[Work to be completed]: Copy all the records exactly; the complete set is the expected result.

-- Data excerpts follows --

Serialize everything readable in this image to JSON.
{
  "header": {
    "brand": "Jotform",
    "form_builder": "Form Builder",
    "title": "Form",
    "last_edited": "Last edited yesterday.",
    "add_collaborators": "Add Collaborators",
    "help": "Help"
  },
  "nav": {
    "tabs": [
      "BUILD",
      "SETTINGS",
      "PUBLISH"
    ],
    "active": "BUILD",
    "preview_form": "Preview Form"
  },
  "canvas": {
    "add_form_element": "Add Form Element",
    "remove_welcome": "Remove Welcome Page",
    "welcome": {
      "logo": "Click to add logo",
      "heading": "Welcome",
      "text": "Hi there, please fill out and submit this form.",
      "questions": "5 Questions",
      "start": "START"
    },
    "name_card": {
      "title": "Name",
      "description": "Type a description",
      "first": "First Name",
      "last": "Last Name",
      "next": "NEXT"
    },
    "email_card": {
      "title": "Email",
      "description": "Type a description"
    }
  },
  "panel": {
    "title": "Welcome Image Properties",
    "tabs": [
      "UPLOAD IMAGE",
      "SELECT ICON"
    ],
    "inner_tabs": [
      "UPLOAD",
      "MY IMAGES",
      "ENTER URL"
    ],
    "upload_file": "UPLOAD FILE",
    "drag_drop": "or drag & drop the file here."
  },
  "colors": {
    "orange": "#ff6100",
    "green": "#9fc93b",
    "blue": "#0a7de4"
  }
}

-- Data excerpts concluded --

[Response box]:
Serialize everything readable in this image to JSON.
{
  "header": {
    "brand": "Jotform",
    "form_builder": "Form Builder",
    "title": "Form",
    "last_edited": "Last edited yesterday.",
    "add_collaborators": "Add Collaborators",
    "help": "Help"
  },
  "nav": {
    "tabs": [
      "BUILD",
      "SETTINGS",
      "PUBLISH"
    ],
    "active": "BUILD",
    "preview_form": "Preview Form"
  },
  "canvas": {
    "add_form_element": "Add Form Element",
    "remove_welcome": "Remove Welcome Page",
    "welcome": {
      "logo": "Click to add logo",
      "heading": "Welcome",
      "text": "Hi there, please fill out and submit this form.",
      "questions": "5 Questions",
      "start": "START"
    },
    "name_card": {
      "title": "Name",
      "description": "Type a description",
      "first": "First Name",
      "last": "Last Name",
      "next": "NEXT"
    },
    "email_card": {
      "title": "Email",
      "description": "Type a description"
    }
  },
  "panel": {
    "title": "Welcome Image Properties",
    "tabs": [
      "UPLOAD IMAGE",
      "SELECT ICON"
    ],
    "inner_tabs": [
      "UPLOAD",
      "MY IMAGES",
      "ENTER URL"
    ],
    "upload_file": "UPLOAD FILE",
    "drag_drop": "or drag & drop the file here."
  },
  "colors": {
    "orange": "#ff6100",
    "green": "#9fc93b",
    "blue": "#0a7de4"
  }
}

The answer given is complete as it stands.